For those with young children or elder parents needing day care, the dependent care FSA can be useful.  The maximum amount that can be set aside is pegged at $5,000 each year. With the costs of child care and adult day care being what they are, it is not likely that an employee will end up not using the full amount set aside so maxing out makes sense.

However, the dependent care program only allows a person to receive funds already in their FSA account, regardless of how much the person has already paid out in dependent care expenses. For example, if a person elects the $5,000 maximum to be withdrawn over the course of the year, after 3 months there is only $1,250 in the account. Even though the person has already paid more than that to the child care provider, they can only receive the balance.

With the medical flexible spending account, however, a person can be reimbursed at any time during the year up to the annual
amount elected to have withdrawn
.  Thus, the person can receive funds from the FSA prior to the funds actually having been withdrawn from their paycheck.

Let’s assume you know you are going to have a surgical procedure in January and your cost will be about $5,000, so you elect to have $5,000 deducted towards the medical FSA during the open enrollment period. In February, you pay your $5,000 portion. Even though you have only about $800+ in your FSA account, you can submit a reimbursement claim for the full $5,000 that you paid out.

It is prudent to review what your expected medical expenses may be in the upcoming year, verify that they are eligible FSA expenses with your employer’s FSA administrator, and then make the election. It can’t hurt to underestimate, so you may have to pay some expenses with after tax dollars, but that’s still much better than giving away money because you overestimated and you lose what you had deducted and not used.

Some examples for using a medical FSA are when you incur orthodontia expenses and dental procedures for which you have a high deductible and/or co-pay. Regular doctor office visit co-pays, which are not usually exceptionally expensive, are eligible for FSA reimbursement.
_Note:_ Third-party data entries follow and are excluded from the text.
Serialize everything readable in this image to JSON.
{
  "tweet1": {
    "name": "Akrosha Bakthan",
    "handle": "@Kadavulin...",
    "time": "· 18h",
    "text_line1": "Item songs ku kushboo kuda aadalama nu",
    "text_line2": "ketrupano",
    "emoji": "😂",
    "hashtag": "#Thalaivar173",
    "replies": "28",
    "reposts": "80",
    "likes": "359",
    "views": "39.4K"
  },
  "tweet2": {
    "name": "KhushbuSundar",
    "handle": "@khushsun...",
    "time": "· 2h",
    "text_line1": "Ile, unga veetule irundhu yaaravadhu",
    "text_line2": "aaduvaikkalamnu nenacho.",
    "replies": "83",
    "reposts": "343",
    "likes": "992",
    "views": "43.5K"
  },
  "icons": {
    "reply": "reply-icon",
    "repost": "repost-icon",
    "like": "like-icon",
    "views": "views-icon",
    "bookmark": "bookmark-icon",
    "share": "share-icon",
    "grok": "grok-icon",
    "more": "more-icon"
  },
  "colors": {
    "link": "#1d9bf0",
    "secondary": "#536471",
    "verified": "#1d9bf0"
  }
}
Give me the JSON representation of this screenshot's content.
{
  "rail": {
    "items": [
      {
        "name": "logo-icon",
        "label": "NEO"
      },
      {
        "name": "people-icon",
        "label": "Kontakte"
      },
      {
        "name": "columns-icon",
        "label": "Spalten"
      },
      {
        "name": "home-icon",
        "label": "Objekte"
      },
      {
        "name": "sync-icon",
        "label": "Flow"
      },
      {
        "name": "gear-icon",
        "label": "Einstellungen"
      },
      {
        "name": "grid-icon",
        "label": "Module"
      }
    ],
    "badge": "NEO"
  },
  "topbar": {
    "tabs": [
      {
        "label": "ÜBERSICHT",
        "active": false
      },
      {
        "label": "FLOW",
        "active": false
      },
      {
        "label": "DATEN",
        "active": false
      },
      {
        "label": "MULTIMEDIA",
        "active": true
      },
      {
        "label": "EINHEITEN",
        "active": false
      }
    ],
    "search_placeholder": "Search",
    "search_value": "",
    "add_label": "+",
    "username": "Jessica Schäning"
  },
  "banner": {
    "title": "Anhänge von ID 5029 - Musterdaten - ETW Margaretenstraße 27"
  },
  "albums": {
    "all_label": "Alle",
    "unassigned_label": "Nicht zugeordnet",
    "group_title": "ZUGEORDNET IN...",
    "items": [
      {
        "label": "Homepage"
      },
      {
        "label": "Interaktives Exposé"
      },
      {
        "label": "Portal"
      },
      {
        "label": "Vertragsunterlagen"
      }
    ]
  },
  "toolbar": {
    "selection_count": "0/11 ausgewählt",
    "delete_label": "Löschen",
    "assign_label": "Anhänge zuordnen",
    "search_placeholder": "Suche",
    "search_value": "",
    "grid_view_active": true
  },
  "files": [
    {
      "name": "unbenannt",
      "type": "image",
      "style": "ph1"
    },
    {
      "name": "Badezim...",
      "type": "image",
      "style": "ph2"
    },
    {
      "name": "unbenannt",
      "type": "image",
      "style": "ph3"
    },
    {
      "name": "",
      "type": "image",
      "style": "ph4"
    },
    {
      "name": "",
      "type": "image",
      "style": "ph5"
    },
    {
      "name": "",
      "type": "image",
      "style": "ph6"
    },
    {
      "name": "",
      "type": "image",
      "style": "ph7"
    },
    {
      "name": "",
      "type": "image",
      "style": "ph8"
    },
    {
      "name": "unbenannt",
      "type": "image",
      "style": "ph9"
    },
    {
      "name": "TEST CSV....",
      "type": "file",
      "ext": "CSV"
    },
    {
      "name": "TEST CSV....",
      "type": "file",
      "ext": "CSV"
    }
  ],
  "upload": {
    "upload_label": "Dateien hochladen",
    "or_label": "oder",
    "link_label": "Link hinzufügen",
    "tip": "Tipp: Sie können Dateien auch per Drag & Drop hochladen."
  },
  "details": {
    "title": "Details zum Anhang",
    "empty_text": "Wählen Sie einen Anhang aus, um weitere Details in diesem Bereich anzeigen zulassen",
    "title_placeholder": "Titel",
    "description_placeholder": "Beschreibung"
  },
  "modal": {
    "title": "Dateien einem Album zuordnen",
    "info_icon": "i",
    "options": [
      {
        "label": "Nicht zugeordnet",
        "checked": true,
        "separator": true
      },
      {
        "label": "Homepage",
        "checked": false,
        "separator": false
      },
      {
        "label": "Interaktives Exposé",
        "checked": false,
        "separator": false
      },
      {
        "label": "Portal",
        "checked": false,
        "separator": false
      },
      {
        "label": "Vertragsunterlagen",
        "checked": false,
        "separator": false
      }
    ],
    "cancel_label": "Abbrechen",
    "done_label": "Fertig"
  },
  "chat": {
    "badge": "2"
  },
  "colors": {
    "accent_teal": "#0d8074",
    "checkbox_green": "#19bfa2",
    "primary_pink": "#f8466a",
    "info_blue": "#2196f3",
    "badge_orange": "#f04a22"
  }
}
If you go often enough, even saving a few tax dollars can be beneficial.

Using the FSA is a great tool to enforce a disciplined savings program to cover expenses that are expected to be incurred anyway during the year.  And by doing it through a tax-deferred program at work, you’re ultimately reducing the cost by your marginal income tax rate so that your savings stretch out to buy you more services. (For someone in the 20% marginal tax bracket, for example, one would have to earn $1.25 to have enough cash to pay for $1.00 of services after the impact of taxes.)

By taking some time to project your personal expenses, you can ultimately benefit with Uncle Sam’s help.

Read Full Post »

%d bloggers like this: